A/N – I’m really sorry, first of all that his has taken so long, and secondly that its so short!
As it turned out, I learned a vital piece of information into unlocking the mystery of my new master that very next day. It happened as we drew very near to Helm’s Deep, and the people were looking forward to a roof over their heads for the night.
My Lord Aragorn was walking beside me today with the Lady Éowyn and her own horse, a fine bay mare of sweet nature called Elroch. Her name was elvish apparently, and very rare it was for a horse to be given an elvish name; for it meant `Star-horse’, as Elroch had a distinguishing white star upon her forehead.
For the most part, the Lord and Lady walked in silence. Then Éowyn asked that crucial question.
“Where is she? The woman who gave you that jewel.” She nodded at the silver pendent around Aragorn’s neck.
“She is sailing to Undying Lands, with all that is left of her kin.” He was not rude about it, but he gave the impression that he would say no more, and that the conversation was over. Éowyn fell quite and looked at her feet.
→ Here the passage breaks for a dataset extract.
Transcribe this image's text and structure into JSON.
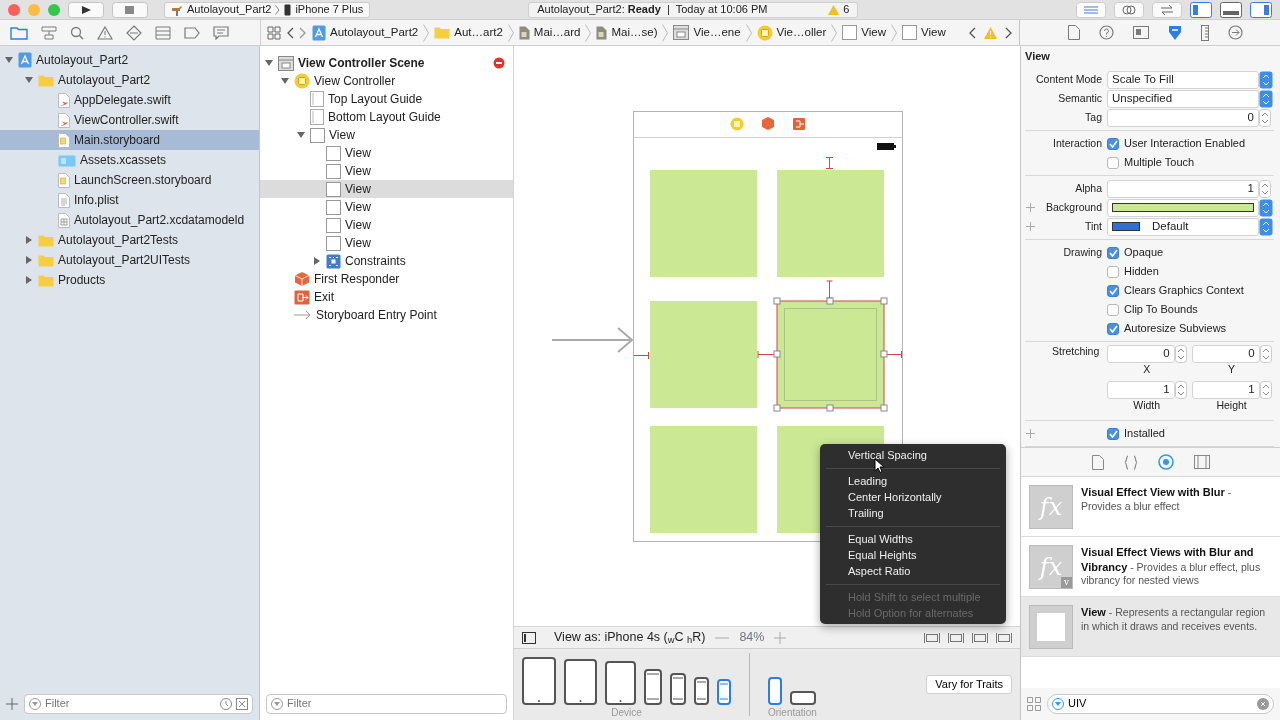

But yes! There it was! The first piece of the puzzle! So the woman who had given it to him had sailed into the Undying Lands. Now, I won’t lie, I knew very little at that point about elves, in fact I knew next to nothing. But what I did know was that the Undying Lands, or Valinor, were the home of the `gods’, as men call them, though to all horses, indeed al animals, they are the Valar. But the passage to Valinor was only open to those of elven kind – so whoever this woman was, I knew she was an elf, and that explained at least a little of my masters thoughts the night before. If she was an elf, she was immortal; yet he was a mortal man, and doomed to the Gift of Ilúvatar when at last his time came. For them to be together would mean she would have to forsake her immortality – and if that is not something that lies heavily upon a mind, then I don’t know what is.
At that moment, Háma and Gambling cantered past us to on two chestnuts I didn’t know, to scout ahead for danger. My master watched them over the hill with troubled eyes – he felt something was wrong. Of course, I could feel it too, as is the way with us horses, but I was convinced the whole thing was wrong, and I could not put my hoof on the problem, so I kept still. But I was uneasy – I could just tell that before long, something was going to happen.
A few minutes later, I heard the neigh of one of their horses; it was a warning, sounding shrill and clear through the air. I stopped dead and pricked my ears up over the hill, neighing in response. I waited; no reply.
Aragorn seemed to sense something was wrong and when he saw Legolas, who had been watching out over the hilltop suddenly fly down the other side and disappear from view, he tensed up.
“My Lady,” he began, but Éowyn nodded and took my reins from him. At a fast pace, though still walking, he climbed the hill and looked down to survey the scene below him. Just faintly, I heard Legolas cry, “A Scout!”
Without hesitation, Aragorn turned and sped back down the hill as fast as he could with out stumbling, shouting out a warning…
“Attack! Attack! We’re under attack!”